The tale he narrates is horrifying even if sadly familiar: it describes a riot at a university. There is a political movement which routinely shuts down free expression and even ruins careers and lives. It does it for apparently any reason or none, by use of methods which range from smear to serious violence.
Who are they? What do they want? Who is pulling their strings? Who is financing them? Dr Weinstein offers at 03:20, a clue to their motives.
The students were on a mission. They were unwitting tools of a witting movement […] what is occurring on college campuses is about power and control.
Like most I have theories without proof of that “witting movement”, but I do know that all of us must be prepared to do whatever is necessary to preserve free speech. The seriousness cannot be overstated. Without it civilisation collapses. Free speech is under threat on all flanks, from legislators to shadow-banning social media to the classroom. The threat has metastasised. The attackers present their cases skilfully, claiming all manner of sympathetically warm and cuddly motives, but any threat to free speech, in whatever guise, must be repelled.

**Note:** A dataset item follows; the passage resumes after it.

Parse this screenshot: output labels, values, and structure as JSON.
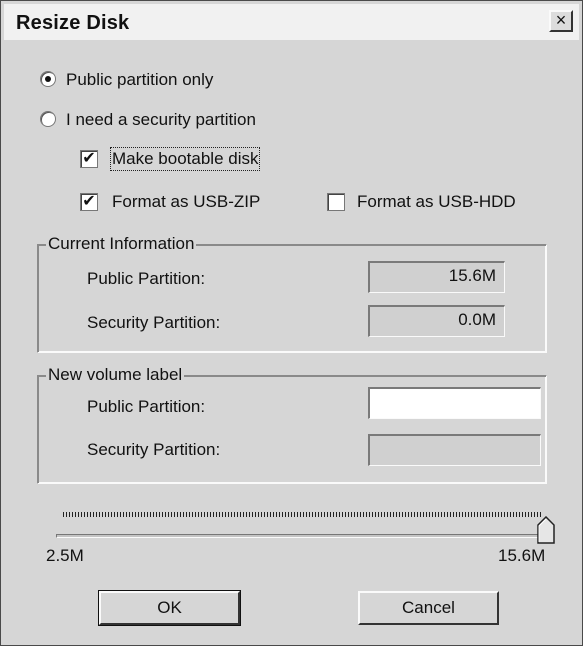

During the Q&A, which I commend, it emerges how truth can be made – without anyone having to wrestle inconveniently with trying to gainsay it – to fall into one of the many categories of ‘unacceptable’. And when that happens we can imagine how easily falsehood can be injected into the consequent vacuum. Yes, it’s as dangerous as that.
Dr Weinstein’s testimony was delivered about a year ago, and described events a year earlier than that. Have things improved in the mean time? I do not think so. The adversary is clever and cunning and mutates like a virus to re-emerge in different forms.
In my next post I intend to begin addressing a series of speeches in a recent debate at the Oxford Union on this subject.